Eero Ettala is a tour guide like no other.

When Helsinki’s traditional tour guides had packed up for the day and the Finnish city dwellers had gone to sleep, for one night only their countryman used some of the capital’s most iconic landmarks as a backdrop for urban snowboarding at its finest.

The result, in a film entitled Helsinki Transitions, was a night on the town unlike any other, this particular tour beginning – perhaps aptly – at the Helsinki Ice Hall, where Ettala did a wallride on the colossal bas-relief statue in situ.

The rails outside the Museum of Contemporary Art Kiasma was the next play thing for the former X Games winner, while Helsinki Cathedral, arguably the city’s most famous landmark, also played a starring role along with the so-called Cholera Basin.

Following what is a first for urban snowboarding, Ettala, who planned the whole backdrop and the tricks he performed, explained: “I wanted to present Helsinki in a new way and show people how different architectural locations can be transformed into snowboarding spots. Your average Joe sees places differently than us snowboarders.”

To create his platform, as the city street lights switched on, he shovelled snow to create the perfect kickers, all the while a camera crew following his every move.

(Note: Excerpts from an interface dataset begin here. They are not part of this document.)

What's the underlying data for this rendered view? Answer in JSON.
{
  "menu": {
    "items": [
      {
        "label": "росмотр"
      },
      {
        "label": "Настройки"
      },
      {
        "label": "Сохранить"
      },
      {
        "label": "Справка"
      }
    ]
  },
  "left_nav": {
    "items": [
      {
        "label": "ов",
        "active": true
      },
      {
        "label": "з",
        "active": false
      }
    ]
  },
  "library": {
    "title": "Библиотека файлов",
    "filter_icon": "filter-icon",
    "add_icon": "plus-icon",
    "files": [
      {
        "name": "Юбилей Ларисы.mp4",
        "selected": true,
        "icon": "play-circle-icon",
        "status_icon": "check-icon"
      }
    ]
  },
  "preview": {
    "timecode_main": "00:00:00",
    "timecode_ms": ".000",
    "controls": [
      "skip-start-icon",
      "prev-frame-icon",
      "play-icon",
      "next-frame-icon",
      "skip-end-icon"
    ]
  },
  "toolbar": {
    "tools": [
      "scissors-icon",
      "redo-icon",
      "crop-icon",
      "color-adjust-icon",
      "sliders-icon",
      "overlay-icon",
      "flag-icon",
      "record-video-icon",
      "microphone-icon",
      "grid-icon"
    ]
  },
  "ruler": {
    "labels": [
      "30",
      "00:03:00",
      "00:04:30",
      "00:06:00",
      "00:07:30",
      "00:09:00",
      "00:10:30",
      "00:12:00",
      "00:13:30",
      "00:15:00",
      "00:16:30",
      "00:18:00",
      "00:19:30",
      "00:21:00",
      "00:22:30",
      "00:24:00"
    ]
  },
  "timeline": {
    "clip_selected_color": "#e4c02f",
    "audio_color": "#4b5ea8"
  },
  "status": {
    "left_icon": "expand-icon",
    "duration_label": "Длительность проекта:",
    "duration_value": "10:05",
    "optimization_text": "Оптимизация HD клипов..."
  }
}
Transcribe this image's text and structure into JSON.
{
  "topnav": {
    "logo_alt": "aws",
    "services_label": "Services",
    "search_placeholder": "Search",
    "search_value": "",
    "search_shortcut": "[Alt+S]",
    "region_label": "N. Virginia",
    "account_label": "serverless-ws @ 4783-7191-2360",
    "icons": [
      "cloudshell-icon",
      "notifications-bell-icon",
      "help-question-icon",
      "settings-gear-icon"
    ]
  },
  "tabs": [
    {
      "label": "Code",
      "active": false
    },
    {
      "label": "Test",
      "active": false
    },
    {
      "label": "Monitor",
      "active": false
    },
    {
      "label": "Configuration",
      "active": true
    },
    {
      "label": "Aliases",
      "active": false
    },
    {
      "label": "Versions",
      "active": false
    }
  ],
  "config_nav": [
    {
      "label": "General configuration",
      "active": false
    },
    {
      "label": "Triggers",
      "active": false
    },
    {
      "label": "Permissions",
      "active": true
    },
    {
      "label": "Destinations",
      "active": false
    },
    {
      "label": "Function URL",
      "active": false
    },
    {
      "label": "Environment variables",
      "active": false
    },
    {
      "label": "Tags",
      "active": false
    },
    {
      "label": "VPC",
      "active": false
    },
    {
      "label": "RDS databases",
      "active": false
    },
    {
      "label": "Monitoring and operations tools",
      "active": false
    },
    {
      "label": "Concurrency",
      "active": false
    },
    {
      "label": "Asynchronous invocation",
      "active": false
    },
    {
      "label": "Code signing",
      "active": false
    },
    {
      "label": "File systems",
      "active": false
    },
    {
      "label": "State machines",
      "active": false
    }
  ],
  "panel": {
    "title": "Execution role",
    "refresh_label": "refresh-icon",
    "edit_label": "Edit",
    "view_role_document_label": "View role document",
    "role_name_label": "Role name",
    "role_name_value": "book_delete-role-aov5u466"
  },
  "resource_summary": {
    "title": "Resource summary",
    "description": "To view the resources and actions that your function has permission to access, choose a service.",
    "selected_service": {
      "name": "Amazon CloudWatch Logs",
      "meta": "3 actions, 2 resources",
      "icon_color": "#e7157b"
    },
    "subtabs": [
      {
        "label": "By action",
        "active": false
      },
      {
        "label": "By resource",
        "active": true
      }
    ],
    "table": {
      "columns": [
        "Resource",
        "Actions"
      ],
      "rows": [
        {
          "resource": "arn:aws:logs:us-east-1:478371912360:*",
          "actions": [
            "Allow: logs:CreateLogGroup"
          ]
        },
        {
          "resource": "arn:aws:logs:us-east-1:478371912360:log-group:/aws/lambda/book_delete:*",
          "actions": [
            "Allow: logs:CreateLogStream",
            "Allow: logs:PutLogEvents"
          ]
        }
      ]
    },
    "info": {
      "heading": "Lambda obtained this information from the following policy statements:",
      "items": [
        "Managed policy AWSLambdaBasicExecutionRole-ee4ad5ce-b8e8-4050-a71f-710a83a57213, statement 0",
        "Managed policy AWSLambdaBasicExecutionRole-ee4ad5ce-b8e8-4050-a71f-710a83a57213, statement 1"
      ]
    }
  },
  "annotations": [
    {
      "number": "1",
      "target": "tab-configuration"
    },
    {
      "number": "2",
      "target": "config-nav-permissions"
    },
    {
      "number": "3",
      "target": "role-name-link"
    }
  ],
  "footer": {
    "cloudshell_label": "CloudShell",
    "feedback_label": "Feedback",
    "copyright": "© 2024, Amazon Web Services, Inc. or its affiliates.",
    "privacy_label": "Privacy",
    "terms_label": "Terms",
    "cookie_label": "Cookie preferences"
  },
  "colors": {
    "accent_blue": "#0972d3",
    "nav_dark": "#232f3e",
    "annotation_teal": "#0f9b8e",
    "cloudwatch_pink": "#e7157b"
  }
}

And as a resident of the city in question, he knows it like the back of his hand: “I could never imagine living anywhere else than Helsinki. I’ve got everything I need right here.

“The amazing architecture and the possibilities presented by it, as well as the tolerant attitude of the authorities towards snowboarding are a fantastic combination.”

It meant that despite a night like no other, Ettala and his crew were left to their own devices to snowboard next to some truly iconic landmarks.

No stranger to starring on the biggest stage – his previous X Games Big Air title a testament to that – he is also no stranger to being in front of the camera as the star of a host of snowboarding films.

But throughout each and every venture, he has been a stickler for detail: “The kickers have to be exactly the kind that I need, the landing has to work and my knees need to handle the landings.

“So if anything happens, there’s only myself to blame. Building kickers is not rocket science – everyone has their own opinions about kickers, what they should be like. My kickers must have my kind of profie that is just so.”

The major problem for the crew was that their star proved to be capable of getting it just right first time only to be forced to repeat often tricky moves to get that perfect camera angle.

Jyri Paajamaa, the film’s producer from Pablo Films, said: “Eero is super pro in everything he does. What makes it challenging for us is the fact that we don’t get to test the different angles until Eero tries the trick for the first time, and he usually lands it on that first try.

“We then have to go and ask if he wouldn’t mind doing it again! On the Market Square for example, Eero jumped across the Cholera Basin on the very first go, and we did have to ask for a re-jump so that we could get all the camera angles right.”

It was a repeat this particular night owl – totally in his element – did not mind.

Story and Photos courtesy of Red Bull.